This comes close to the end of the story as it is now, but she can’t really end with the devil and a train ride. So the end of the story is a problem, too, though less of a problem than the centre. There may be no centre. There may be no centre because she is afraid to put any one of these elements in the centre – the man, the religion, or the hurricane. Or – which is or is not the same thing – there is a centre but the centre is empty, either because she has not found what belongs there or because it is meant to be empty: there, but empty, in the same way that the man was sick but not dying, the hurricane approached but did not strike, and she had a religious calm but no faith.It was so hard to choose just one Lydia Davis story, because they have such an incredible cumulative effect. I chose this one because the ending of it – this paragraph – is taped above my desk.

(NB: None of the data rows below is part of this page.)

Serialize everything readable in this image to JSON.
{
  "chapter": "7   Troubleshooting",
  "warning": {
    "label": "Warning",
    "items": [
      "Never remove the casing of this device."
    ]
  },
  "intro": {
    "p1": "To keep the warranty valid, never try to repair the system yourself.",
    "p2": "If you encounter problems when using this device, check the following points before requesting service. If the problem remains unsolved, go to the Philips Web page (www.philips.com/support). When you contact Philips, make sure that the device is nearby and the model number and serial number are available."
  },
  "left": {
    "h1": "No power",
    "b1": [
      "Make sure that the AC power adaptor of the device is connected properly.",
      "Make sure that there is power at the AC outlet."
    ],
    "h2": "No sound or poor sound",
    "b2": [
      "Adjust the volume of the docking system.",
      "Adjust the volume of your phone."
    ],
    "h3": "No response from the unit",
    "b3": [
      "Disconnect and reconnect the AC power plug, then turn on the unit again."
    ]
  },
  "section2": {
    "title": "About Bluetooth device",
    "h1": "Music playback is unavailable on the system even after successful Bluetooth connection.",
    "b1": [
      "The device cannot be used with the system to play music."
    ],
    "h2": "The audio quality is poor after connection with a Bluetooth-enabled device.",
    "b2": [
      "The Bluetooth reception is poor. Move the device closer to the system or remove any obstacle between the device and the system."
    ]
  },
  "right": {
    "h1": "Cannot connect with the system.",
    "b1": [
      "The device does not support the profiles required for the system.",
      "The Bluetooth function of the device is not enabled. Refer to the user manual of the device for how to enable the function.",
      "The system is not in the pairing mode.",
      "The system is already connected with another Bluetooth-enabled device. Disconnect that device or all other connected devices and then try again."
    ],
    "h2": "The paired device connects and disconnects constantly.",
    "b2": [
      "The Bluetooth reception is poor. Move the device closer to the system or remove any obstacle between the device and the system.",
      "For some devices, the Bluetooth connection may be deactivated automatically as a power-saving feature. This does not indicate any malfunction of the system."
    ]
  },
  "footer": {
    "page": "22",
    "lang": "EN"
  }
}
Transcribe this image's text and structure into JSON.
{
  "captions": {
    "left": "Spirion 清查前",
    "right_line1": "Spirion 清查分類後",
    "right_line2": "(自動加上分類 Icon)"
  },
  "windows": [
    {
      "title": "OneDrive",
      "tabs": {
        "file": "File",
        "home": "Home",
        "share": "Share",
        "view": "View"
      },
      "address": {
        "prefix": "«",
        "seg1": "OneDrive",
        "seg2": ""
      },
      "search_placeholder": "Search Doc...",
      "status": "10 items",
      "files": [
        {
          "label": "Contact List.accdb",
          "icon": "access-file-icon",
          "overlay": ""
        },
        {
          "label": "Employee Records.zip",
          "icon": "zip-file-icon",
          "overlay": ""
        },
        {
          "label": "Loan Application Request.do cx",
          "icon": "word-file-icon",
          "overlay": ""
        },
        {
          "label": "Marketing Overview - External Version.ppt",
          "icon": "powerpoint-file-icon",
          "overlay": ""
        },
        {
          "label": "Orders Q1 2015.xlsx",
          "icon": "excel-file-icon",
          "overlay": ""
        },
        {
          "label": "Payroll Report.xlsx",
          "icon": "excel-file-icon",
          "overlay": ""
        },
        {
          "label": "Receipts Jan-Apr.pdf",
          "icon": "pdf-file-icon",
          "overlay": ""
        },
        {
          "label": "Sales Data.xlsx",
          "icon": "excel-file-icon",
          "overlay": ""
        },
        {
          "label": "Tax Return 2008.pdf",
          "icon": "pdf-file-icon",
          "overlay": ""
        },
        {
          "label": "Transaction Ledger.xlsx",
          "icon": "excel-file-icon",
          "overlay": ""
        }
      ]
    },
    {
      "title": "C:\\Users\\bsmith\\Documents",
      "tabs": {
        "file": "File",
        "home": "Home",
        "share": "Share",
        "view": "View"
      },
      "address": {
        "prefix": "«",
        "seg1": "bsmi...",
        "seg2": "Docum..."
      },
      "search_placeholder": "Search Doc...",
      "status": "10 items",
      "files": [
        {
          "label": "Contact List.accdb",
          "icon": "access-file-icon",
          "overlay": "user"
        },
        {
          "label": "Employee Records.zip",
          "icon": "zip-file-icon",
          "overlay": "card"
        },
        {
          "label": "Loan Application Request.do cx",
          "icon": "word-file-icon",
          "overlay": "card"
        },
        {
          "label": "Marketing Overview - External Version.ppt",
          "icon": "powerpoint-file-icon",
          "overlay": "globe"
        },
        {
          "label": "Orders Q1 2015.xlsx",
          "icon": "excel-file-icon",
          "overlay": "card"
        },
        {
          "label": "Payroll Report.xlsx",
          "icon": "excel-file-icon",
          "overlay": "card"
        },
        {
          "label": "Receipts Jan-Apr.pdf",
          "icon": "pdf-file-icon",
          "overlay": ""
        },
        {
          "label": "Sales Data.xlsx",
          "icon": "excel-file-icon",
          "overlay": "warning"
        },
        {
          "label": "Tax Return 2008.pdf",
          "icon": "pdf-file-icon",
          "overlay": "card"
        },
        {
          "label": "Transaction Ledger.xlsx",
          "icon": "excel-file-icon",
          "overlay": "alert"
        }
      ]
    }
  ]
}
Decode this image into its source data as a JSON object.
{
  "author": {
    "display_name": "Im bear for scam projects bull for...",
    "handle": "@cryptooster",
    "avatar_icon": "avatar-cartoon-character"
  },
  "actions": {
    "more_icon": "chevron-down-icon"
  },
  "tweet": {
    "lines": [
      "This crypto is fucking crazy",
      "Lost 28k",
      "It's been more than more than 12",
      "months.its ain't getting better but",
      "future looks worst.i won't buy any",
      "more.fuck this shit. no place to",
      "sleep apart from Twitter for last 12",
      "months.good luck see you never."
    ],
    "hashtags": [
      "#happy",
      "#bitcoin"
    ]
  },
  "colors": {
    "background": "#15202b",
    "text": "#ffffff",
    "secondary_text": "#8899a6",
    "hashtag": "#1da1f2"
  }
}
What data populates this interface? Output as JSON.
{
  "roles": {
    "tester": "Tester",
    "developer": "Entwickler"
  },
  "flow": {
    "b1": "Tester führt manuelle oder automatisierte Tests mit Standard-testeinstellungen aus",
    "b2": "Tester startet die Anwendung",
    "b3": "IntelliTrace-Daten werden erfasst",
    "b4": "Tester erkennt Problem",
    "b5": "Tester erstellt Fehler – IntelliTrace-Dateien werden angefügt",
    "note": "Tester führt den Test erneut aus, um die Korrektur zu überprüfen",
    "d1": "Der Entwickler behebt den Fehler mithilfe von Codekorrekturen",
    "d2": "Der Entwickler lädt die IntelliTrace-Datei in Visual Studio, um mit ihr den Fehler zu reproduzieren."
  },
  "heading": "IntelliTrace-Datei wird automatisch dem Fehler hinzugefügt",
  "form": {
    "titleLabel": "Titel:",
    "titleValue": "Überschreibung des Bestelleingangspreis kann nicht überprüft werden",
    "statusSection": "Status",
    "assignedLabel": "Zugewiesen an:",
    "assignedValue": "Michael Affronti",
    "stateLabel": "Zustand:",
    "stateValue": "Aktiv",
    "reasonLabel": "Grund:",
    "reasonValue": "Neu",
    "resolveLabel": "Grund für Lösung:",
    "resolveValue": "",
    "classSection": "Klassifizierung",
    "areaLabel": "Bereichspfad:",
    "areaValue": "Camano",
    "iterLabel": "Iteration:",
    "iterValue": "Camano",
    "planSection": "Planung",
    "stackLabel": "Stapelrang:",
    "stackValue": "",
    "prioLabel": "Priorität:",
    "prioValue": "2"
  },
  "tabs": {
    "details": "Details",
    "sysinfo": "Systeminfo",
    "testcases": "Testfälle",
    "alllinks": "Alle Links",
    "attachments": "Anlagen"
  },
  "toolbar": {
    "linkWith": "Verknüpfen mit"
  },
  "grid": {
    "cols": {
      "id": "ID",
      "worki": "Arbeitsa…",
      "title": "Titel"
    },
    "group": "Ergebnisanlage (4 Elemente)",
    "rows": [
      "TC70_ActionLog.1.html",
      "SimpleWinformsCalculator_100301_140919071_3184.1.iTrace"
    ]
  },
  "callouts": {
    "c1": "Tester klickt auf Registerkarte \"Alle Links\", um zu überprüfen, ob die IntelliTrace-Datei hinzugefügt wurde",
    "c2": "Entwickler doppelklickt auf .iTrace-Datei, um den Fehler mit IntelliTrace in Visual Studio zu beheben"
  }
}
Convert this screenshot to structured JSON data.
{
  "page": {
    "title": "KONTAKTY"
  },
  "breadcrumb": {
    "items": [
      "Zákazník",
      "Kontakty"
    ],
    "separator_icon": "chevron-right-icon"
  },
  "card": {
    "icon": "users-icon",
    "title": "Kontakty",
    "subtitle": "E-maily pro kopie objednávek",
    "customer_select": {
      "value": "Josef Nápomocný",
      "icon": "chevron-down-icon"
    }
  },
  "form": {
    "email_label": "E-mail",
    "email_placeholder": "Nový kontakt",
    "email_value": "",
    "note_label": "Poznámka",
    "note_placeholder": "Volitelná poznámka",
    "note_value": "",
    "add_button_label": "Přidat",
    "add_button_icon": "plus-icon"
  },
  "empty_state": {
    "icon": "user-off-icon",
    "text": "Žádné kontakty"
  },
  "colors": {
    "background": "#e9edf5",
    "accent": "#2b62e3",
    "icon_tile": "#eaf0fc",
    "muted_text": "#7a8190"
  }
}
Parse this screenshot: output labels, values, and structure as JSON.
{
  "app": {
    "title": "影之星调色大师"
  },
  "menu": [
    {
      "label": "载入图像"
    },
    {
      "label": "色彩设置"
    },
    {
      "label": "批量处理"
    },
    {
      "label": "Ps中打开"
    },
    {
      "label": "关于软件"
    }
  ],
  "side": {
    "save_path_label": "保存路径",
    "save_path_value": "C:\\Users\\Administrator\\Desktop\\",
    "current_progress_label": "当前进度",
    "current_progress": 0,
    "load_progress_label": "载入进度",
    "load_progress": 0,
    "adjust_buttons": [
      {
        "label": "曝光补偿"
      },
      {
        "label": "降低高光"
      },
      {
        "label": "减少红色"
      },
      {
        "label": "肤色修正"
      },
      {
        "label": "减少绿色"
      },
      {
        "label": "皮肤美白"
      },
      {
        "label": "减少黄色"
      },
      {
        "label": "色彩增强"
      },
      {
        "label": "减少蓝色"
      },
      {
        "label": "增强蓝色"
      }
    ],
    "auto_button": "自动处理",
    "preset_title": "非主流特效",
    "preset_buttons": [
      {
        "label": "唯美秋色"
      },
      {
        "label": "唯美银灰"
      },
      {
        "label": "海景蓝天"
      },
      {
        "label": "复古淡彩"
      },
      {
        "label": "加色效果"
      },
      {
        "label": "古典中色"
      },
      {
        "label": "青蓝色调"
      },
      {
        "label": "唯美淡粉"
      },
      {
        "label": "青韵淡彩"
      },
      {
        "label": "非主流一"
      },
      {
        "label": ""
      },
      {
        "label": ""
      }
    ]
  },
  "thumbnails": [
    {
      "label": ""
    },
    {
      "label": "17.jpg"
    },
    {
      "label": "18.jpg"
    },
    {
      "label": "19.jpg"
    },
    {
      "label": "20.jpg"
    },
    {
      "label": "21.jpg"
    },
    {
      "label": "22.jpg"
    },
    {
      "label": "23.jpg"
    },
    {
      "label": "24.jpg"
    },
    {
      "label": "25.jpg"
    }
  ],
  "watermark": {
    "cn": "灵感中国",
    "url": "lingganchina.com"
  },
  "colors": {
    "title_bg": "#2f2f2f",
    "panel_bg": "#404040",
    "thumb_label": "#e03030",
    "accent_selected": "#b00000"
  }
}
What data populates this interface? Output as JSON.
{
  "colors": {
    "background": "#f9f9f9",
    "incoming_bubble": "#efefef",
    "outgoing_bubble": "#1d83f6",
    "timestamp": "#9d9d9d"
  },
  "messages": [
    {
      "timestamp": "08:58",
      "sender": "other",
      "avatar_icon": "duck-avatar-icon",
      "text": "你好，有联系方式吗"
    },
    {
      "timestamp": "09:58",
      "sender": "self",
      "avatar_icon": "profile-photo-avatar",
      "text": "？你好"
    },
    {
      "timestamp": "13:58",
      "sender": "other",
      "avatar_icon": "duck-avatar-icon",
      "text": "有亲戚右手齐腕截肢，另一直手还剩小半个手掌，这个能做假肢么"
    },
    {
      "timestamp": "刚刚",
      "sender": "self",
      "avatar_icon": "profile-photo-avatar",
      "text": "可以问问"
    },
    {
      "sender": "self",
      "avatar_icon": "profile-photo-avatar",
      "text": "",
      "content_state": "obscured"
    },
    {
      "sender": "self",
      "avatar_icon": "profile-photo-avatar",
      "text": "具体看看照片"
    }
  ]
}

First published in Grand Street, Vol. 9, No. 1, Autumn, 1989. Collected in Almost No Memory, FSG, 1997/Picador, 2001. Also in the Collected Stories